(Website and app data records)
BEGIN

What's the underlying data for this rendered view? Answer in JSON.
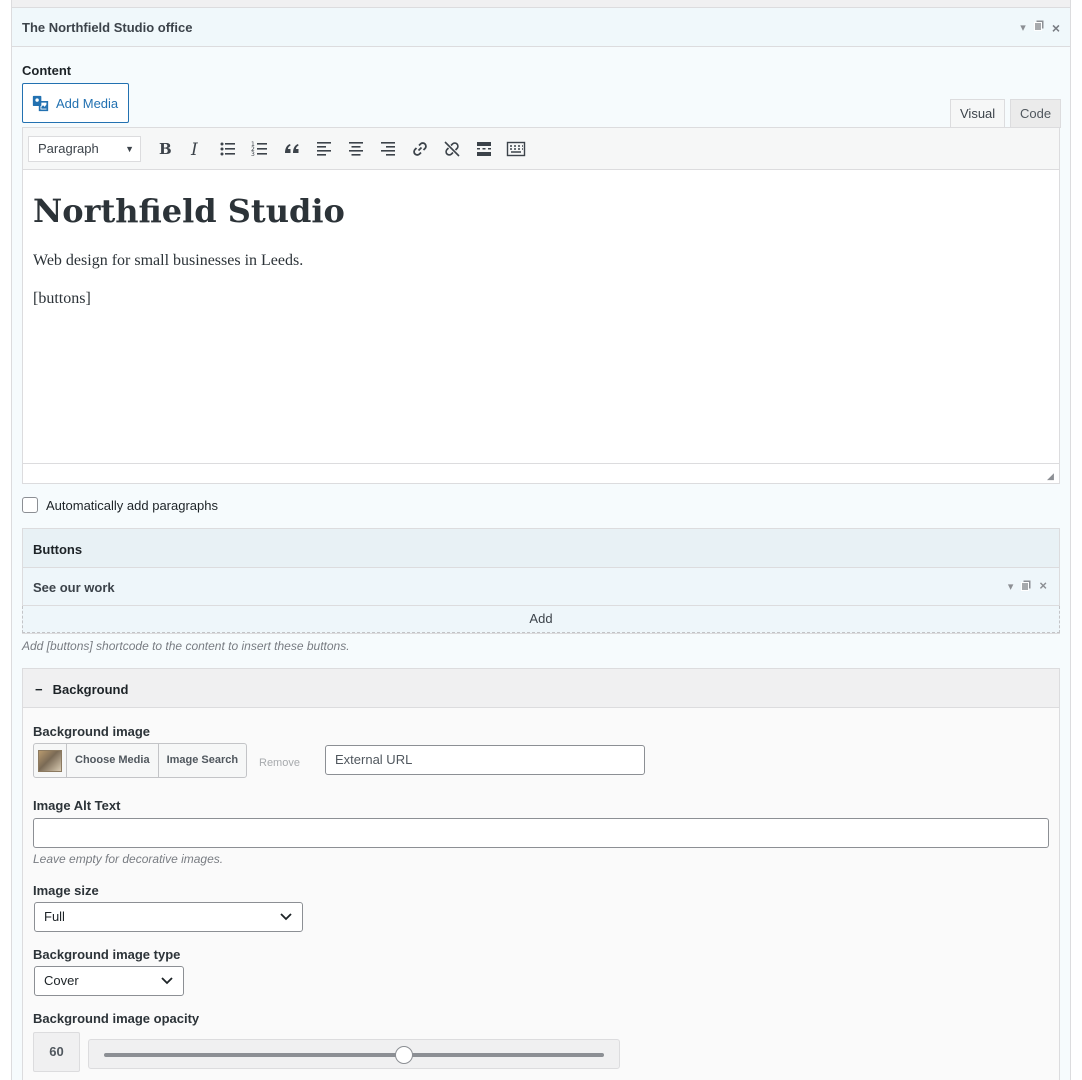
{
  "panel": {
    "title": "The Northfield Studio office"
  },
  "content": {
    "label": "Content",
    "add_media": "Add Media",
    "tabs": {
      "visual": "Visual",
      "code": "Code"
    },
    "format_select": "Paragraph",
    "toolbar_icons": [
      "bold-icon",
      "italic-icon",
      "bullet-list-icon",
      "numbered-list-icon",
      "blockquote-icon",
      "align-left-icon",
      "align-center-icon",
      "align-right-icon",
      "link-icon",
      "unlink-icon",
      "read-more-icon",
      "toolbar-toggle-icon"
    ],
    "heading": "Northfield Studio",
    "paragraph": "Web design for small businesses in Leeds.",
    "shortcode": "[buttons]"
  },
  "auto_paragraphs": {
    "label": "Automatically add paragraphs",
    "checked": false
  },
  "buttons": {
    "header": "Buttons",
    "items": [
      {
        "label": "See our work"
      }
    ],
    "add_label": "Add",
    "hint": "Add [buttons] shortcode to the content to insert these buttons."
  },
  "background": {
    "header": "Background",
    "collapse_symbol": "−",
    "image_label": "Background image",
    "choose_media": "Choose Media",
    "image_search": "Image Search",
    "remove": "Remove",
    "external_url_placeholder": "External URL",
    "alt_label": "Image Alt Text",
    "alt_value": "",
    "alt_hint": "Leave empty for decorative images.",
    "size_label": "Image size",
    "size_value": "Full",
    "type_label": "Background image type",
    "type_value": "Cover",
    "opacity_label": "Background image opacity",
    "opacity_value": "60",
    "opacity_fraction": 0.6
  },
  "colors": {
    "accent": "#2271b1",
    "panel_bg": "#f6fbfd",
    "border": "#dcdcde"
  }
}
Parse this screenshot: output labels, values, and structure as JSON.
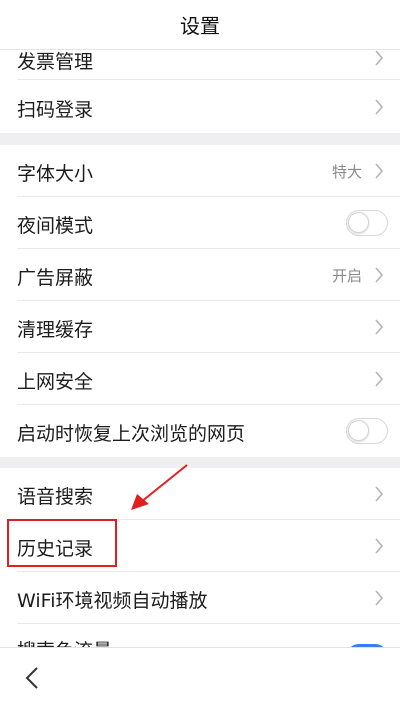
{
  "header": {
    "title": "设置"
  },
  "groups": [
    {
      "rows": [
        {
          "label": "发票管理",
          "control": "chevron"
        },
        {
          "label": "扫码登录",
          "control": "chevron"
        }
      ]
    },
    {
      "rows": [
        {
          "label": "字体大小",
          "value": "特大",
          "control": "chevron"
        },
        {
          "label": "夜间模式",
          "control": "toggle",
          "toggle_on": false
        },
        {
          "label": "广告屏蔽",
          "value": "开启",
          "control": "chevron"
        },
        {
          "label": "清理缓存",
          "control": "chevron"
        },
        {
          "label": "上网安全",
          "control": "chevron"
        },
        {
          "label": "启动时恢复上次浏览的网页",
          "control": "toggle",
          "toggle_on": false
        }
      ]
    },
    {
      "rows": [
        {
          "label": "语音搜索",
          "control": "chevron"
        },
        {
          "label": "历史记录",
          "control": "chevron",
          "highlighted": true
        },
        {
          "label": "WiFi环境视频自动播放",
          "control": "chevron"
        },
        {
          "label": "搜索色流量",
          "control": "toggle",
          "toggle_on": true
        }
      ]
    }
  ],
  "annotation": {
    "highlight_color": "#e02020",
    "arrow_color": "#e02020"
  },
  "icons": {
    "chevron": "chevron-right-icon",
    "back": "back-arrow-icon"
  },
  "colors": {
    "toggle_on": "#3b7cf5",
    "section_gap": "#efeff1"
  }
}
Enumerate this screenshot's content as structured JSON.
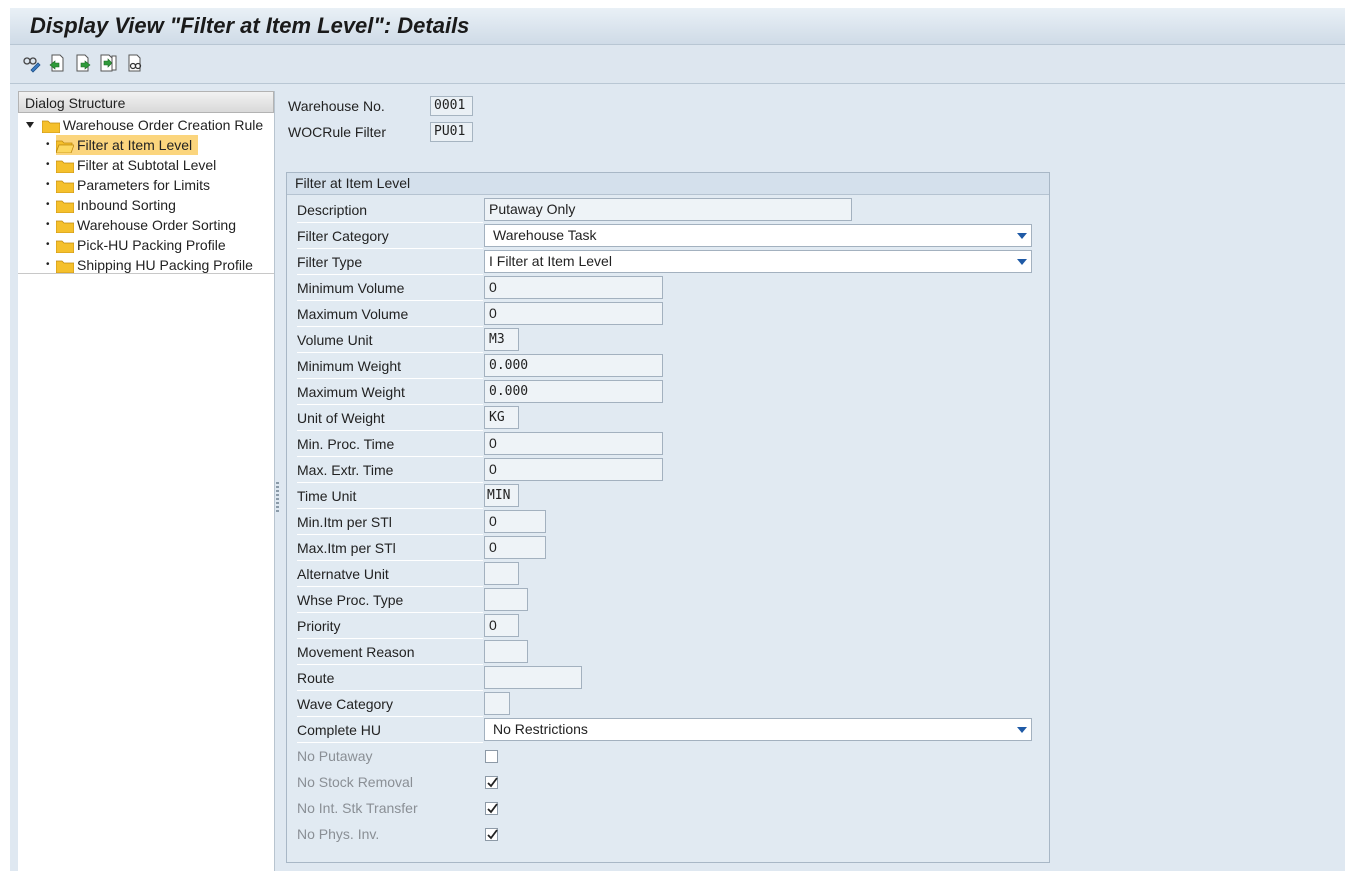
{
  "window": {
    "title": "Display View \"Filter at Item Level\": Details"
  },
  "toolbar": {
    "buttons": [
      {
        "icon": "glasses-edit-icon"
      },
      {
        "icon": "previous-entry-icon"
      },
      {
        "icon": "next-entry-icon"
      },
      {
        "icon": "other-entry-icon"
      },
      {
        "icon": "find-icon"
      }
    ]
  },
  "dialog_structure": {
    "header": "Dialog Structure",
    "root": "Warehouse Order Creation Rule",
    "items": [
      {
        "label": "Filter at Item Level",
        "selected": true
      },
      {
        "label": "Filter at Subtotal Level"
      },
      {
        "label": "Parameters for Limits"
      },
      {
        "label": "Inbound Sorting"
      },
      {
        "label": "Warehouse Order Sorting"
      },
      {
        "label": "Pick-HU Packing Profile"
      },
      {
        "label": "Shipping HU Packing Profile"
      }
    ]
  },
  "header": {
    "warehouse_label": "Warehouse No.",
    "warehouse_value": "0001",
    "wocrule_label": "WOCRule Filter",
    "wocrule_value": "PU01"
  },
  "group": {
    "title": "Filter at Item Level",
    "fields": {
      "description": {
        "label": "Description",
        "value": "Putaway Only"
      },
      "filter_category": {
        "label": "Filter Category",
        "value": "Warehouse Task"
      },
      "filter_type": {
        "label": "Filter Type",
        "value": "I Filter at Item Level"
      },
      "min_volume": {
        "label": "Minimum Volume",
        "value": "0"
      },
      "max_volume": {
        "label": "Maximum Volume",
        "value": "0"
      },
      "volume_unit": {
        "label": "Volume Unit",
        "value": "M3"
      },
      "min_weight": {
        "label": "Minimum Weight",
        "value": "0.000"
      },
      "max_weight": {
        "label": "Maximum Weight",
        "value": "0.000"
      },
      "unit_weight": {
        "label": "Unit of Weight",
        "value": "KG"
      },
      "min_proc_time": {
        "label": "Min. Proc. Time",
        "value": "0"
      },
      "max_extr_time": {
        "label": "Max. Extr. Time",
        "value": "0"
      },
      "time_unit": {
        "label": "Time Unit",
        "value": "MIN"
      },
      "min_itm_stl": {
        "label": "Min.Itm per STl",
        "value": "0"
      },
      "max_itm_stl": {
        "label": "Max.Itm per STl",
        "value": "0"
      },
      "alt_unit": {
        "label": "Alternatve Unit",
        "value": ""
      },
      "whse_proc_type": {
        "label": "Whse Proc. Type",
        "value": ""
      },
      "priority": {
        "label": "Priority",
        "value": "0"
      },
      "movement_reason": {
        "label": "Movement Reason",
        "value": ""
      },
      "route": {
        "label": "Route",
        "value": ""
      },
      "wave_category": {
        "label": "Wave Category",
        "value": ""
      },
      "complete_hu": {
        "label": "Complete HU",
        "value": "No Restrictions"
      }
    },
    "checkboxes": {
      "no_putaway": {
        "label": "No Putaway",
        "checked": false
      },
      "no_stock_removal": {
        "label": "No Stock Removal",
        "checked": true
      },
      "no_int_stk_transfer": {
        "label": "No Int. Stk Transfer",
        "checked": true
      },
      "no_phys_inv": {
        "label": "No Phys. Inv.",
        "checked": true
      }
    }
  }
}
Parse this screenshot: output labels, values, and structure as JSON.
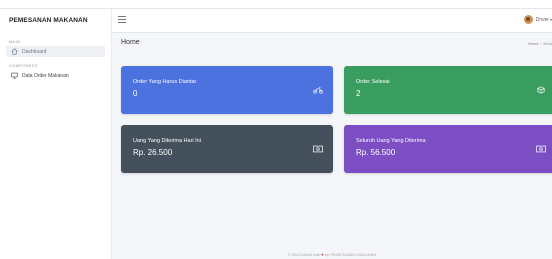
{
  "brand": "PEMESANAN MAKANAN",
  "sidebar": {
    "sections": [
      {
        "label": "MAIN",
        "items": [
          {
            "label": "Dashboard",
            "active": true
          }
        ]
      },
      {
        "label": "COMPONENT",
        "items": [
          {
            "label": "Data Order Makanan",
            "active": false
          }
        ]
      }
    ]
  },
  "topbar": {
    "user_label": "Driver",
    "user_chevron": "▾"
  },
  "page": {
    "title": "Home",
    "breadcrumb": [
      "Home",
      "Hom"
    ],
    "breadcrumb_sep": "/"
  },
  "cards": [
    {
      "label": "Order Yang Harus Diantar",
      "value": "0",
      "icon": "motorcycle-icon",
      "color": "#4b72de"
    },
    {
      "label": "Order Selesai",
      "value": "2",
      "icon": "box-icon",
      "color": "#3a9d60"
    },
    {
      "label": "Uang Yang Diterima Hari Ini",
      "value": "Rp. 26.500",
      "icon": "money-icon",
      "color": "#44505c"
    },
    {
      "label": "Seluruh Uang Yang Diterima",
      "value": "Rp. 56.500",
      "icon": "money-icon",
      "color": "#7b4fc3"
    }
  ],
  "footer": {
    "prefix": "© 2023 Made with",
    "heart": "♥",
    "suffix": "by PEMESANAN MAKANAN"
  }
}
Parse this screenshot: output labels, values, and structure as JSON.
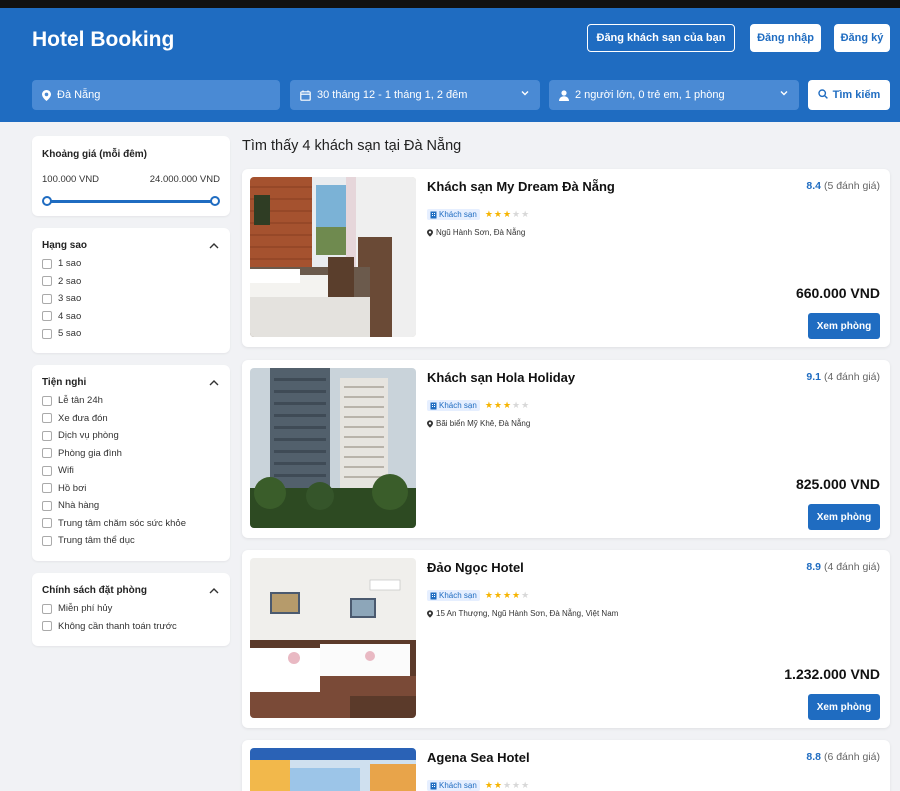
{
  "header": {
    "brand": "Hotel Booking",
    "register_hotel": "Đăng khách sạn của bạn",
    "login": "Đăng nhập",
    "signup": "Đăng ký",
    "colors": {
      "primary": "#1f6cc1",
      "field": "#4a8ad4"
    }
  },
  "search": {
    "location": "Đà Nẵng",
    "dates": "30 tháng 12 - 1 tháng 1, 2 đêm",
    "guests": "2 người lớn, 0 trẻ em, 1 phòng",
    "button": "Tìm kiếm",
    "icons": {
      "location": "map-pin-icon",
      "dates": "calendar-icon",
      "guests": "user-icon",
      "button": "search-icon"
    }
  },
  "filters": {
    "price": {
      "title": "Khoảng giá (mỗi đêm)",
      "min": "100.000 VND",
      "max": "24.000.000 VND"
    },
    "stars": {
      "title": "Hạng sao",
      "options": [
        "1 sao",
        "2 sao",
        "3 sao",
        "4 sao",
        "5 sao"
      ]
    },
    "amenities": {
      "title": "Tiện nghi",
      "options": [
        "Lễ tân 24h",
        "Xe đưa đón",
        "Dịch vụ phòng",
        "Phòng gia đình",
        "Wifi",
        "Hồ bơi",
        "Nhà hàng",
        "Trung tâm chăm sóc sức khỏe",
        "Trung tâm thể dục"
      ]
    },
    "policy": {
      "title": "Chính sách đặt phòng",
      "options": [
        "Miễn phí hủy",
        "Không cần thanh toán trước"
      ]
    }
  },
  "results": {
    "title": "Tìm thấy 4 khách sạn tại Đà Nẵng",
    "hotels": [
      {
        "name": "Khách sạn My Dream Đà Nẵng",
        "score": "8.4",
        "reviews": "(5 đánh giá)",
        "type": "Khách sạn",
        "stars": 3,
        "address": "Ngũ Hành Sơn, Đà Nẵng",
        "price": "660.000 VND",
        "button": "Xem phòng"
      },
      {
        "name": "Khách sạn Hola Holiday",
        "score": "9.1",
        "reviews": "(4 đánh giá)",
        "type": "Khách sạn",
        "stars": 3,
        "address": "Bãi biển Mỹ Khê, Đà Nẵng",
        "price": "825.000 VND",
        "button": "Xem phòng"
      },
      {
        "name": "Đảo Ngọc Hotel",
        "score": "8.9",
        "reviews": "(4 đánh giá)",
        "type": "Khách sạn",
        "stars": 4,
        "address": "15 An Thượng, Ngũ Hành Sơn, Đà Nẵng, Việt Nam",
        "price": "1.232.000 VND",
        "button": "Xem phòng"
      },
      {
        "name": "Agena Sea Hotel",
        "score": "8.8",
        "reviews": "(6 đánh giá)",
        "type": "Khách sạn",
        "stars": 2,
        "address": "",
        "price": "",
        "button": ""
      }
    ]
  }
}
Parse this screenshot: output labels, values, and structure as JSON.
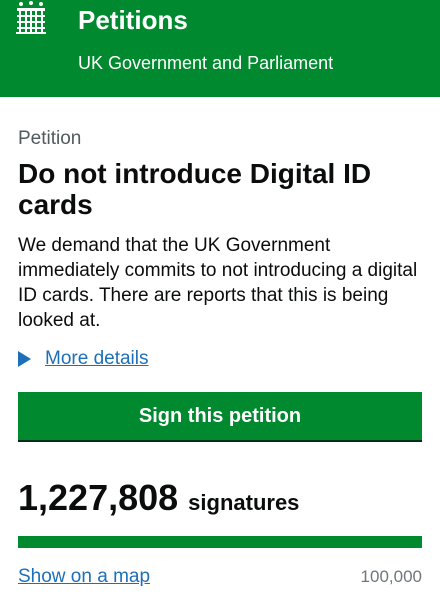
{
  "header": {
    "logo_icon": "portcullis-icon",
    "title": "Petitions",
    "subtitle": "UK Government and Parliament",
    "background_color": "#00892e"
  },
  "petition": {
    "caption": "Petition",
    "title": "Do not introduce Digital ID cards",
    "description": "We demand that the UK Government immediately commits to not introducing a digital ID cards. There are reports that this is being looked at.",
    "details_icon": "triangle-right-icon",
    "details_label": "More details",
    "sign_button_label": "Sign this petition"
  },
  "signatures": {
    "count": "1,227,808",
    "label": "signatures",
    "progress_fraction": 1.0,
    "map_link_label": "Show on a map",
    "threshold": "100,000"
  },
  "colors": {
    "accent_green": "#00892e",
    "link_blue": "#1d70b8"
  }
}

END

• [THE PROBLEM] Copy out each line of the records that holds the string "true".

• [OUTPUT BELOW]
          "highlighted": true
          "toggle_on": true
        "selected": true
        "checked": true
        "checked": true
        "checked": true
            "active": true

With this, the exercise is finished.